According to one conventional aluminum or aluminum alloy plasma etching process, a suitable chlorinated etch gas, such as carbon tetrachloride is introduced to a reaction chamber, such as a conventional parallel plate reactor, containing a metallized wafer at about 60-70 cc per minute utilizing nitrogen gas at about 6 psia as a carrier gas. In this initial power-up stage of the etching process, the reactor power is about 3.5 amps and the reaction chamber pressure is maintained at about 250 millimicrons. After maintaining these conditions for about 3.5 minutes, the power is reduced to about 2.5 amps and the pressure is reduced to about 150 millimicrons. The reactor is then maintained at these conditions for about 20 minutes while plasma etching of the aluminum or aluminum alloy film proceeds.
Following the chlorine plasma etch, the reactor is purged, utilizing a combination of oxygen at a regulated flow of about 20 psia and nitrogen at a regulated flow of about 6 psia. During this "clean-up" portion of the process, the reactor power is maintaned at about 3.0 amps and the reactor pressure is maintained at about 400 millimicrons for about 5 minutes.
Following the purging step, power to the reactor is turned off and a bromine containing gas, preferably an organic such as methyl bromide or ethyl bromide, is introduced to the reactor at a regulated flow of about 15 psia along with oxygen at about 9-20 psia. The pressure of the reactor is held at about 300 millimicrons.
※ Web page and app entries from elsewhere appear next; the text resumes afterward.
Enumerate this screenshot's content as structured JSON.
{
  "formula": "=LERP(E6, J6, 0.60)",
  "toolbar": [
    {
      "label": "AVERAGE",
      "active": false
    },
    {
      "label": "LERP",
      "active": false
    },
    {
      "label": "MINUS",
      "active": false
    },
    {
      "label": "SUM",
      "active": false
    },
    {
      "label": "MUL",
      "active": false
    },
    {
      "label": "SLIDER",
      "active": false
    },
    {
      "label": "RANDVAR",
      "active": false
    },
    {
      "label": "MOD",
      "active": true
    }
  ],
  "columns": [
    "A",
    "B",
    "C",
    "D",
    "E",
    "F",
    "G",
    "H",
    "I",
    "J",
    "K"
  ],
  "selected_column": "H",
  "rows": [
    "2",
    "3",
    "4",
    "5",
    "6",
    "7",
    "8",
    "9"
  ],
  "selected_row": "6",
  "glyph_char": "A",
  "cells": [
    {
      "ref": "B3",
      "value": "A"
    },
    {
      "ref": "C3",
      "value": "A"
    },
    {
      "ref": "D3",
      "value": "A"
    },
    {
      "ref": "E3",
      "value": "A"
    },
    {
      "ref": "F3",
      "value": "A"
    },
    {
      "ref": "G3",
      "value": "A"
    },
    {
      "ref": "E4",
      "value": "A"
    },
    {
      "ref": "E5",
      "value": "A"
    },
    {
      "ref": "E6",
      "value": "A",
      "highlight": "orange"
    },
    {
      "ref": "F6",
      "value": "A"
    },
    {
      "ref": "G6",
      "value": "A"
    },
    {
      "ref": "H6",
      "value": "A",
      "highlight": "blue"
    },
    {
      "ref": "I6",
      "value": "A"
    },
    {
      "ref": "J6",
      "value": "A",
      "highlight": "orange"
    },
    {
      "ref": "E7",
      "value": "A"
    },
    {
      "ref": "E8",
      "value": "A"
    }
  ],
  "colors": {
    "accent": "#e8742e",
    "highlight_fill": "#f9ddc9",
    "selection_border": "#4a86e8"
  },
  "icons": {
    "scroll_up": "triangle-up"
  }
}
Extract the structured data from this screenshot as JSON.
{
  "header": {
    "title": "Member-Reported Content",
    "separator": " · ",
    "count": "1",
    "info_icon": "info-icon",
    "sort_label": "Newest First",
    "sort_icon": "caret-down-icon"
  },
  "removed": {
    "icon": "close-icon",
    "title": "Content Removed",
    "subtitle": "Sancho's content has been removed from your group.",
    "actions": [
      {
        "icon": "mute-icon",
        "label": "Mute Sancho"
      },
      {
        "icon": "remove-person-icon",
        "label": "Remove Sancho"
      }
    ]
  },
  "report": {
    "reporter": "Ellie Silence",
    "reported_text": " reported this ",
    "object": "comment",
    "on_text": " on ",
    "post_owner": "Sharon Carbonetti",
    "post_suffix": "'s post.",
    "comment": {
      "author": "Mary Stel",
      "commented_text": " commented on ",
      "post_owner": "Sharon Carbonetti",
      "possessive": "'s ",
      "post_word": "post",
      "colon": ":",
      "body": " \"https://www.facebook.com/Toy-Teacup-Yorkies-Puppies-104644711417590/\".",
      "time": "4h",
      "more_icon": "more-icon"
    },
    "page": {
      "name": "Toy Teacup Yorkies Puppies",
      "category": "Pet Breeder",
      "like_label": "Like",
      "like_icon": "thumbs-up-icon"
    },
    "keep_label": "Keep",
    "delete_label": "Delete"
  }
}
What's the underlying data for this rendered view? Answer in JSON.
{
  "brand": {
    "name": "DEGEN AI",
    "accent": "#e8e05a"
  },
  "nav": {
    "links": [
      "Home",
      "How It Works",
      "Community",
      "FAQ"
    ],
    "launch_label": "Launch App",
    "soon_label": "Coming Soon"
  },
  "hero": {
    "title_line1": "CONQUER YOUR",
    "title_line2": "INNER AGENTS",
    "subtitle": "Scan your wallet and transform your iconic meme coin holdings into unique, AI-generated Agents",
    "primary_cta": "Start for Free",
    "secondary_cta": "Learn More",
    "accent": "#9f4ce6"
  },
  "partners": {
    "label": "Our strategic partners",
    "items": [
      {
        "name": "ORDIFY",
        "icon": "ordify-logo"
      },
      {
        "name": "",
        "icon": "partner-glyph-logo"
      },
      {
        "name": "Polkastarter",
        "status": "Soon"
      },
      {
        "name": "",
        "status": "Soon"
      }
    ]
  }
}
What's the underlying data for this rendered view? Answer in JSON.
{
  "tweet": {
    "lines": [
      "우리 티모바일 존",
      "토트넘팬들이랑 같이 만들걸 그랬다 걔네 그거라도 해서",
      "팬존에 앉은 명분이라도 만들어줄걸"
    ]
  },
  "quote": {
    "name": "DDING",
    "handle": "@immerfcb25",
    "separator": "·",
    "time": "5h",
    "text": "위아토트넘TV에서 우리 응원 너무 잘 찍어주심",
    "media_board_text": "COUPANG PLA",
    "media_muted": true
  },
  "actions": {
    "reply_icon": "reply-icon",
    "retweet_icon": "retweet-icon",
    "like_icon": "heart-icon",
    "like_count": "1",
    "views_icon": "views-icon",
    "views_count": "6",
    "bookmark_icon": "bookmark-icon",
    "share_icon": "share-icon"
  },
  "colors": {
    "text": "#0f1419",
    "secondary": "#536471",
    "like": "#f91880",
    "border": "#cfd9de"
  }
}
The reactor is maintained at these conditions, that is, with just gas in the reactor and no power applied, for a waiting period of about two minutes. After the two-minute waiting period, power of about 3.0 amps is applied to the reactor for about 15 minutes to generate a bromine-containing plasma which acts to passivate the patterned aluminum or aluminum alloy film.
Plasmas generated from methyl bromide or ethyl bromide sources gases will retain these gases since only a percentage of the source gas actually becomes an ionized plasma. Both methyl and ethyl bromide will react with aluminum and aluminum chloride to form alkyl aluminum compounds which subsequently react with water to form the alkane and aluminum oxide. This reaction aids in clearing the etched areas and passivating the patterned film.
By controlling the amount of source gas utilized as well as the pressure and time parameters of the reactor, isotropy may be added to or substracted from the process.